We all usually focus on travel experiences and seeing destinations when planning a trip. Maybe we have some fantastic hotel that a trip is built upon. I’d argue that food should be a part of the decision-making process and not just a way to fill the hole in your belly. On my tours, I curate what foods we eat, and I call it the Museum of Food. I’m in France right now, so I thought I’d take you on a stroll through the French wing of the Museum of Food.
Sarah’s Quick List of the Food to Eat in France
You all know croissants, but if you haven’t had a warm one actually in France, you’ve never had one. They should be almost gooey, flaky, buttery and crisp all at the same time. They should definitely not taste like bread.
Considering that they are not exactly low-calorie, I like to do a pastry tasting, buying several kinds and cutting them into bites. Pain au chocolat, pain au raisin, chausson au pomme, and on and on. Heck, even if you’re alone you should buy one of each and have a bite. You only live once, people.
I can honestly say that I’m a pretty darned good cook, having learned how in Italy. But I totally suck at salads. I have no idea what is wrong with me but I simply am terrible at it. The French, on the other hand, are magnificent at making the most creative and luscious salads. I’m buzzing with excitement about bringing my young son Nicola to France because he’s our salad baby, and he will be in heaven.
At any restaurant in France, look for Salades Composees, composed salad. Every restaurant will usually have a few, and will offer a daily salad special. My favorite standard is chèvre chaud, or hot goat cheese on toast that sits on top of a mixed, dressed salad. Basically every restaurant makes that. Salad specials are where things get fascinating. I once ate a salad with lettuce, green beans, fois gras and HOT potatoes on top. Weird! But excellent. Trust the strange combinations, they know what they are doing. I also suspect that the salads are so amazing because the French grow wonderful, organic veggies. The product is only as good as the ingredients after all.
This is a Paris thing, and I’m kind of sorry if I leave Paris without eating it. It’s just a steak and fries. The steaks can be of differing quality, so this is where it’s smart to go to a reputable restaurant, or even better, wander through the restaurant first and see what the steaks look like before sitting down.

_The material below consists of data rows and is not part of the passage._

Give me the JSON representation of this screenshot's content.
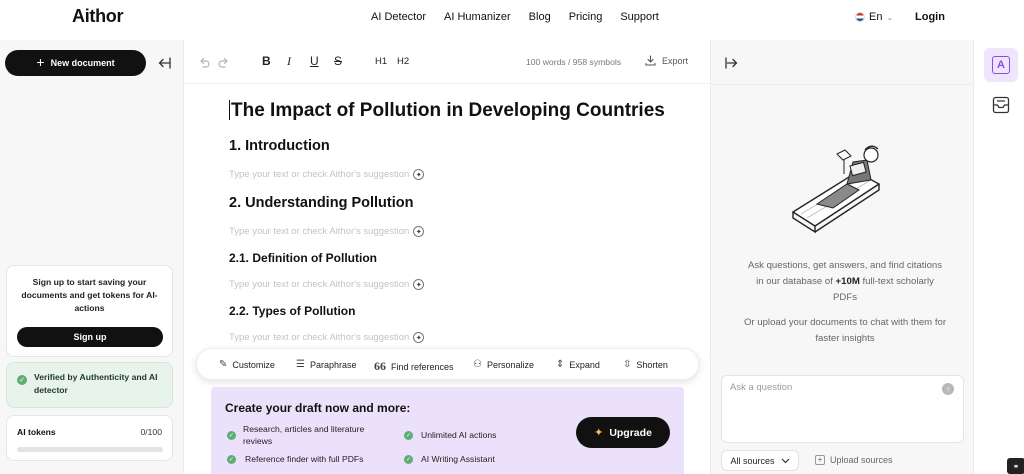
{
  "header": {
    "logo": "Aithor",
    "nav": [
      "AI Detector",
      "AI Humanizer",
      "Blog",
      "Pricing",
      "Support"
    ],
    "language": "En",
    "login": "Login"
  },
  "sidebar": {
    "new_document": "New document",
    "signup_prompt": "Sign up to start saving your documents and get tokens for AI-actions",
    "signup_button": "Sign up",
    "verified": "Verified by Authenticity and AI detector",
    "tokens_label": "AI tokens",
    "tokens_value": "0/100",
    "tokens_used_fraction": 0
  },
  "toolbar": {
    "bold": "B",
    "italic": "I",
    "underline": "U",
    "strike": "S",
    "h1": "H1",
    "h2": "H2",
    "word_count": "100 words / 958 symbols",
    "export": "Export"
  },
  "document": {
    "title": "The Impact of Pollution in Developing Countries",
    "placeholder": "Type your text or check Aithor's suggestion",
    "sections": [
      {
        "heading": "1. Introduction",
        "level": 2
      },
      {
        "heading": "2. Understanding Pollution",
        "level": 2
      },
      {
        "heading": "2.1. Definition of Pollution",
        "level": 3
      },
      {
        "heading": "2.2. Types of Pollution",
        "level": 3
      }
    ]
  },
  "actions": [
    "Customize",
    "Paraphrase",
    "Find references",
    "Personalize",
    "Expand",
    "Shorten"
  ],
  "upgrade": {
    "title": "Create your draft now and more:",
    "features": [
      "Research, articles and literature reviews",
      "Unlimited AI actions",
      "Reference finder with full PDFs",
      "AI Writing Assistant"
    ],
    "button": "Upgrade"
  },
  "chat": {
    "intro_pre": "Ask questions, get answers, and find citations in our database of ",
    "intro_bold": "+10M",
    "intro_post": " full-text scholarly PDFs",
    "upload_hint": "Or upload your documents to chat with them for faster insights",
    "input_placeholder": "Ask a question",
    "sources": "All sources",
    "upload_sources": "Upload sources"
  }
}
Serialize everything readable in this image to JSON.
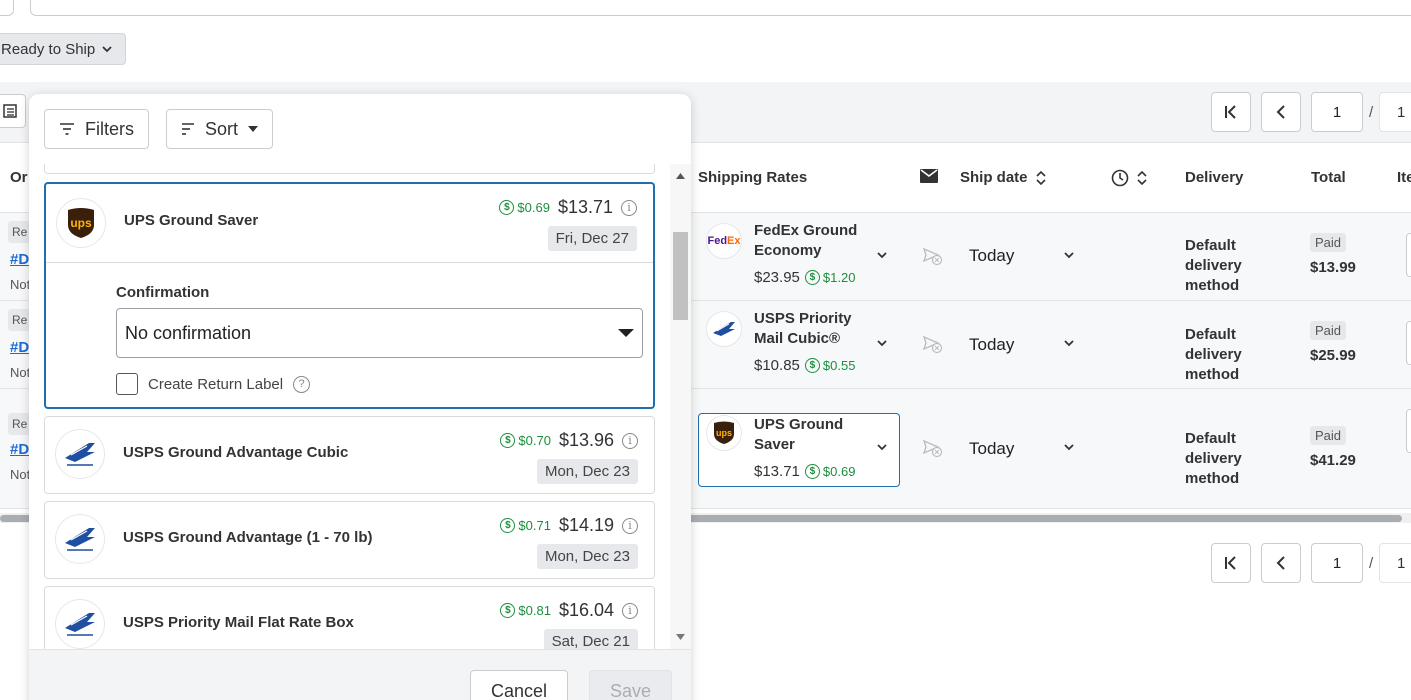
{
  "toolbar": {
    "status_filter": "Ready to Ship"
  },
  "pagination_top": {
    "page": "1",
    "separator": "/",
    "total": "1"
  },
  "pagination_bottom": {
    "page": "1",
    "separator": "/",
    "total": "1"
  },
  "table": {
    "left_col_header": "Or",
    "columns": {
      "shipping_rates": "Shipping Rates",
      "ship_date": "Ship date",
      "delivery": "Delivery",
      "total": "Total",
      "items": "Ite"
    },
    "rows": [
      {
        "left_badge": "Re",
        "left_link": "#D",
        "left_note": "Not",
        "carrier_name": "FedEx Ground Economy",
        "carrier_logo": "FedEx",
        "rate_price": "$23.95",
        "rate_rebate": "$1.20",
        "ship_date": "Today",
        "delivery": "Default delivery method",
        "paid": "Paid",
        "total": "$13.99"
      },
      {
        "left_badge": "Re",
        "left_link": "#D",
        "left_note": "Not",
        "carrier_name": "USPS Priority Mail Cubic®",
        "carrier_logo": "usps-eagle-icon",
        "rate_price": "$10.85",
        "rate_rebate": "$0.55",
        "ship_date": "Today",
        "delivery": "Default delivery method",
        "paid": "Paid",
        "total": "$25.99"
      },
      {
        "left_badge": "Re",
        "left_link": "#D",
        "left_note": "Not",
        "carrier_name": "UPS Ground Saver",
        "carrier_logo": "ups",
        "rate_price": "$13.71",
        "rate_rebate": "$0.69",
        "ship_date": "Today",
        "delivery": "Default delivery method",
        "paid": "Paid",
        "total": "$41.29"
      }
    ]
  },
  "modal": {
    "filters_label": "Filters",
    "sort_label": "Sort",
    "selected_rate": {
      "name": "UPS Ground Saver",
      "rebate": "$0.69",
      "price": "$13.71",
      "date": "Fri, Dec 27",
      "confirmation_label": "Confirmation",
      "confirmation_value": "No confirmation",
      "return_label": "Create Return Label",
      "logo_text": "ups"
    },
    "rates": [
      {
        "name": "USPS Ground Advantage Cubic",
        "rebate": "$0.70",
        "price": "$13.96",
        "date": "Mon, Dec 23"
      },
      {
        "name": "USPS Ground Advantage (1 - 70 lb)",
        "rebate": "$0.71",
        "price": "$14.19",
        "date": "Mon, Dec 23"
      },
      {
        "name": "USPS Priority Mail Flat Rate Box",
        "rebate": "$0.81",
        "price": "$16.04",
        "date": "Sat, Dec 21"
      }
    ],
    "cancel_label": "Cancel",
    "save_label": "Save"
  },
  "colors": {
    "accent_blue": "#1f6fae",
    "rebate_green": "#1a8f3c",
    "link_blue": "#1d6bd6"
  }
}
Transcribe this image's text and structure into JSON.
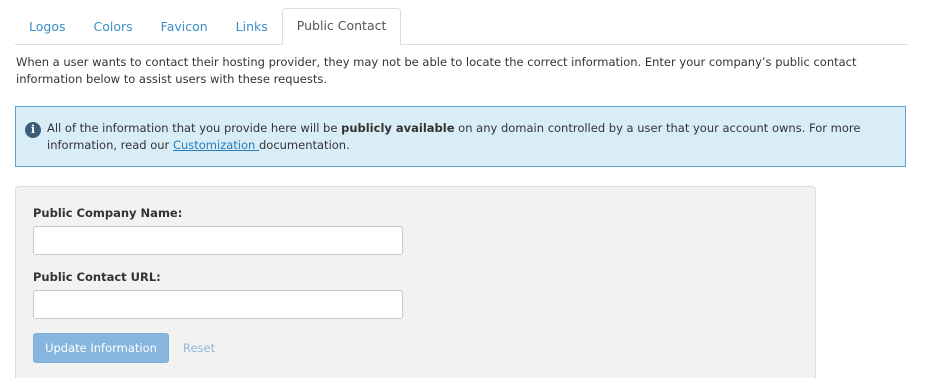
{
  "tabs": [
    {
      "label": "Logos",
      "active": false
    },
    {
      "label": "Colors",
      "active": false
    },
    {
      "label": "Favicon",
      "active": false
    },
    {
      "label": "Links",
      "active": false
    },
    {
      "label": "Public Contact",
      "active": true
    }
  ],
  "description": "When a user wants to contact their hosting provider, they may not be able to locate the correct information. Enter your company’s public contact information below to assist users with these requests.",
  "alert": {
    "icon": "info-icon",
    "icon_glyph": "i",
    "text_before": "All of the information that you provide here will be ",
    "bold_text": "publicly available",
    "text_middle": " on any domain controlled by a user that your account owns. For more information, read our ",
    "link_text": "Customization ",
    "text_after": " documentation.",
    "background_color": "#d9edf7",
    "border_color": "#5fa2c9"
  },
  "form": {
    "company_name_label": "Public Company Name:",
    "company_name_value": "",
    "contact_url_label": "Public Contact URL:",
    "contact_url_value": "",
    "update_button_label": "Update Information",
    "reset_label": "Reset"
  },
  "colors": {
    "link": "#3a8fc9",
    "button": "#86b6de"
  }
}
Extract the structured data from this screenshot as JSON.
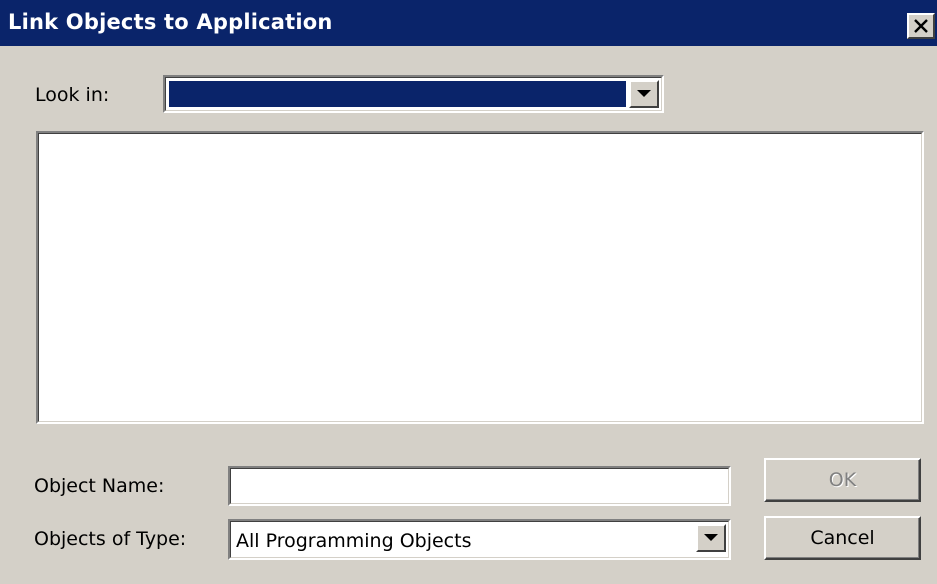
{
  "window": {
    "title": "Link Objects to Application"
  },
  "look_in": {
    "label": "Look in:",
    "selected": ""
  },
  "file_list": {
    "items": []
  },
  "object_name": {
    "label": "Object Name:",
    "value": ""
  },
  "objects_of_type": {
    "label": "Objects of Type:",
    "selected": "All Programming Objects"
  },
  "buttons": {
    "ok": "OK",
    "cancel": "Cancel"
  },
  "icons": {
    "close": "close-icon",
    "dropdown": "chevron-down-icon"
  },
  "colors": {
    "titlebar": "#0a246a",
    "face": "#d4d0c8",
    "selection": "#0a246a"
  },
  "state": {
    "ok_enabled": false
  }
}
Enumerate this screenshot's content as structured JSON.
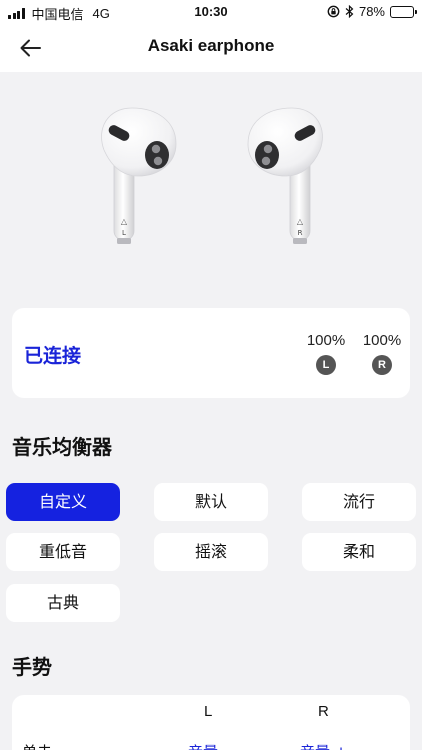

A good steak should be medium rare, tender, and served with a pot of béarnaise sauce, which is sort of like mayo mixed with tarragon. The frites in Paris are thin and long, piping hot, crisp on the exterior and soft on the interior. Geez, I’m getting hungry just writing this. There are some famous steak frites places in Paris but I’ve never had the money for them, so I can usually find something good for under $20 away from the touristy zones.
I’ve always associated rosé wine with my grandmother–smoking, playing cards, and drinking it from a cardboard box. Not that my grandmother wasn’t neat, I just don’t think we’d have had the same tastes in wine. But France has changed my idea of what pink wine is. I can’t even remember who suggested it to me, but I remember drinking it one day on a scorching hot day in Paris. It was chilled, cheap and cheery. And then I started noticing everyone around me was drinking it, in cafes, sitting on parks, everywhere! Rosé is great in hot weather, and it’s so stinking cheap that it almost makes me feel guilty. If you’re ever looking for me on a hot day in Paris, odds are that I’m sitting on the Champ de Mars with a €5 bottle of rosé and a hunk of goat cheese. Bring a baguette and we’ve got a party.
I don’t really care too much about being cool, but I’ll note for you that eating crepes in Paris isn’t exactly a cool thing I’ve heard. Crepes are from Brittany and that’s apparently where they should be eaten. I’ve no plans to go to Brittany any time soon, so I’ll eat all the crepes I can stuff in my belly wherever I find them in France. They are not just sweet, even if most people love the sweet ones. I also like the savory “galettes” that can have traditional cheese and ham, or modern combos like salad, egg and tuna. Some spots in Paris offer a crepe set menu (like the Framboise chain) that give you a savory galette, sweet crepe, and a glass of hard cider for about €12. I’m not sure I can imagine a better lunch.
Yes. Eat the snails. Why? Because they are covered in butter, garlic and parsley you silly goose! I’d eat my shoe if you soaked it in that sauce. Use the bread on the table to sop up every last drop.
While French cakes and pastries are legendary, I’ll pass. I’m getting to an age where that’s just not a good idea anymore, and I’d rather spend my calories on wine. But the fruit! Apricots, cerises, those funny little squashed peaches, ALL THE FRUIT. It’s all so good. And the fruit vendors have a knack for only selling what is perfectly ripe. You’ll never miss dessert if you eat the fruit.
So that’s my quick tour of the French wing of the museum of food. There are more exhibits, but these are my highlights. I’ll report back later in the summer when we visit the Italian wing. Bon apetit!